**TASK DETAILS**
Return, from the material below, each line in which "Nicolas" occurs.
>>>>>
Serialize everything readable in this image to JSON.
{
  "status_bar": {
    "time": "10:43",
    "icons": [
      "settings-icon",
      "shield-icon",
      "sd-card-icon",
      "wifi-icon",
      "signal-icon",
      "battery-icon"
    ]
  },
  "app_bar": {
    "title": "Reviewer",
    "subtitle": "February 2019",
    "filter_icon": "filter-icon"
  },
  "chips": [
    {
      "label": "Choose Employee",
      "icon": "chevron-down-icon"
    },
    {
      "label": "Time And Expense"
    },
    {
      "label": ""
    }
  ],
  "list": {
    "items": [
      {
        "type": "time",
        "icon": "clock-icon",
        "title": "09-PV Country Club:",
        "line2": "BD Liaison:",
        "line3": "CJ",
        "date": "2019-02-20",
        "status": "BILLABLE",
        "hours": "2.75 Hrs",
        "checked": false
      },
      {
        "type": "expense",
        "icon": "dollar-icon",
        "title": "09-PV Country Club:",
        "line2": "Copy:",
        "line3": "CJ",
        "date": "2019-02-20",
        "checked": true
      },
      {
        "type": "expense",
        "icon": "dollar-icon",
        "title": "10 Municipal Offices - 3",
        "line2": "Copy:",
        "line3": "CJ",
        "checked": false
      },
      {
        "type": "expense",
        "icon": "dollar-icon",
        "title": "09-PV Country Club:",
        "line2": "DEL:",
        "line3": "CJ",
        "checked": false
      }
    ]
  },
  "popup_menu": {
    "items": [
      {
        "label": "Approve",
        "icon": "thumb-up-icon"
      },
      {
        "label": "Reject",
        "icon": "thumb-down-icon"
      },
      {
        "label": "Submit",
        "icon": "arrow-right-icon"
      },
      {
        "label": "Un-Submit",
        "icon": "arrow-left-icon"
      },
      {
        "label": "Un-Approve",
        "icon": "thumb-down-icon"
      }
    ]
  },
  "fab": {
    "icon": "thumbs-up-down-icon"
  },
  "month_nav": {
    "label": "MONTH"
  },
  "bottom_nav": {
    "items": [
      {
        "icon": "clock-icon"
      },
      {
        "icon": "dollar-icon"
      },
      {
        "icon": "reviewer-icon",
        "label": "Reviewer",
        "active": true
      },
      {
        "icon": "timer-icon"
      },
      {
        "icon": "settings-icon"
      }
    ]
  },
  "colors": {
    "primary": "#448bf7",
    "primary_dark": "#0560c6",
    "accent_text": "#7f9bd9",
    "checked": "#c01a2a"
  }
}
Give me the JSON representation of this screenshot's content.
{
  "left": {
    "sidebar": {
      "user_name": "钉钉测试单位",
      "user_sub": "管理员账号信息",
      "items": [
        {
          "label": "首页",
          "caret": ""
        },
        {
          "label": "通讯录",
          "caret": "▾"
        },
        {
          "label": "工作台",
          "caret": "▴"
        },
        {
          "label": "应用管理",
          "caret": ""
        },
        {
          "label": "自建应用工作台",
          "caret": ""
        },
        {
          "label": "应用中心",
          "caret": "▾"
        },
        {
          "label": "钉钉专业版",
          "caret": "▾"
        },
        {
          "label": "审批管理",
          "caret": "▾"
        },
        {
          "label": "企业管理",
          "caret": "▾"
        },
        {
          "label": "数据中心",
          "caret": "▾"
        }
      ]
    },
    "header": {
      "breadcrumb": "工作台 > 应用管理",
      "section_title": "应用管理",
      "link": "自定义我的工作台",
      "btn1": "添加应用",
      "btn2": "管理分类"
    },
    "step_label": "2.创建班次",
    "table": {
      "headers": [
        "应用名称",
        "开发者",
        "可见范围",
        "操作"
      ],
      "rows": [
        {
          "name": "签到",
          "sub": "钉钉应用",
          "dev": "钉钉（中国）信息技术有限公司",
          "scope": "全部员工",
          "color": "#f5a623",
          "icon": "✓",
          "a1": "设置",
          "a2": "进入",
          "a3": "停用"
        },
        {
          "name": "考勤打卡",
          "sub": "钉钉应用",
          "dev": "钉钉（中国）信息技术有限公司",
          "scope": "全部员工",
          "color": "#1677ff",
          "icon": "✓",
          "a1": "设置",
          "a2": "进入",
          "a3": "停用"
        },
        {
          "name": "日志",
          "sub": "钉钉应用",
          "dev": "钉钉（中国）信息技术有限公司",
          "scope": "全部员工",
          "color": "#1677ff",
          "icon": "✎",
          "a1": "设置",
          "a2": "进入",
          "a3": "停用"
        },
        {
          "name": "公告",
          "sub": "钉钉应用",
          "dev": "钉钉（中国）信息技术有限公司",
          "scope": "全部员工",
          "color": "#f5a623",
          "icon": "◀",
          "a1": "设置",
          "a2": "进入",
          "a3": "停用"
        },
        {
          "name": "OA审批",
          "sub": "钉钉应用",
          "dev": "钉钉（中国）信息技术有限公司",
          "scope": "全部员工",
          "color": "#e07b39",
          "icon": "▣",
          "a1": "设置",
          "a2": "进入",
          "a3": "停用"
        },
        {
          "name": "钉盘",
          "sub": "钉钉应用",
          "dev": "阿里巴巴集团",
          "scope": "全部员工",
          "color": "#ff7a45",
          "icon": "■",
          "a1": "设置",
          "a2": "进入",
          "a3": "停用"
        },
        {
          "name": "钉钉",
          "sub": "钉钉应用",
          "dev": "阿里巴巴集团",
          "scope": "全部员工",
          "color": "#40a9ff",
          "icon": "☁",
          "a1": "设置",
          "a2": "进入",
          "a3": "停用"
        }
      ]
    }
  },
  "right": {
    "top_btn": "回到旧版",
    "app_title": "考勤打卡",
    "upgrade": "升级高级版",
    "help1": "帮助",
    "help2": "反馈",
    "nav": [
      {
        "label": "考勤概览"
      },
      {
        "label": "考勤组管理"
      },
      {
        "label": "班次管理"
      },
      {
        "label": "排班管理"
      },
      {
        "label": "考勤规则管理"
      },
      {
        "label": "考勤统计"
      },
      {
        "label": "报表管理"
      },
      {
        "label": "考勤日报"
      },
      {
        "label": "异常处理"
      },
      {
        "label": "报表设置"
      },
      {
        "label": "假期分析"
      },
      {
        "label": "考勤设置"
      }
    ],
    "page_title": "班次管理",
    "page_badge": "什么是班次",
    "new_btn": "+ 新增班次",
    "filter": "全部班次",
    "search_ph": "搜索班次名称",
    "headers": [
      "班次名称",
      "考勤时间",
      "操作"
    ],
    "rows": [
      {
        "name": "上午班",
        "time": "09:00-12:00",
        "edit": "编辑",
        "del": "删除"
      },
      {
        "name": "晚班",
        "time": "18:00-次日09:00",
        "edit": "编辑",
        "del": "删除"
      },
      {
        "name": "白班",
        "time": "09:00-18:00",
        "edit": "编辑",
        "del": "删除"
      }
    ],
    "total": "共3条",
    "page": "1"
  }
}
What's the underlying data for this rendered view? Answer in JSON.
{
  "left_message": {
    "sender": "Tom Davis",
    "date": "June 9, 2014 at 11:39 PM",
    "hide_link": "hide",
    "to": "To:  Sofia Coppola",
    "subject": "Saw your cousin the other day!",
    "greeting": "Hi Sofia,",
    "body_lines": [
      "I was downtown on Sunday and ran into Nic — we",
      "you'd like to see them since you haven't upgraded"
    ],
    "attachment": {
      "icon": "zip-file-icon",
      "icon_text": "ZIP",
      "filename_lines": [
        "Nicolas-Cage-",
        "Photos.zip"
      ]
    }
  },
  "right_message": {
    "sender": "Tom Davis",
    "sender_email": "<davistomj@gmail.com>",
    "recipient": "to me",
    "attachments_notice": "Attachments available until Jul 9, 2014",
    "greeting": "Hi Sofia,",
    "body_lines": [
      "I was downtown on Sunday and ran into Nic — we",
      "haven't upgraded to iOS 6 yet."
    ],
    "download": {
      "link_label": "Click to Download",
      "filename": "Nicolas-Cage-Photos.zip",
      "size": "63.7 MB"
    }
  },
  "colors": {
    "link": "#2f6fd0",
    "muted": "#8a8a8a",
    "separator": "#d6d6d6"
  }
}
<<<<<
**COMPLETED TASK**
        "Nicolas-Cage-",
      "filename": "Nicolas-Cage-Photos.zip",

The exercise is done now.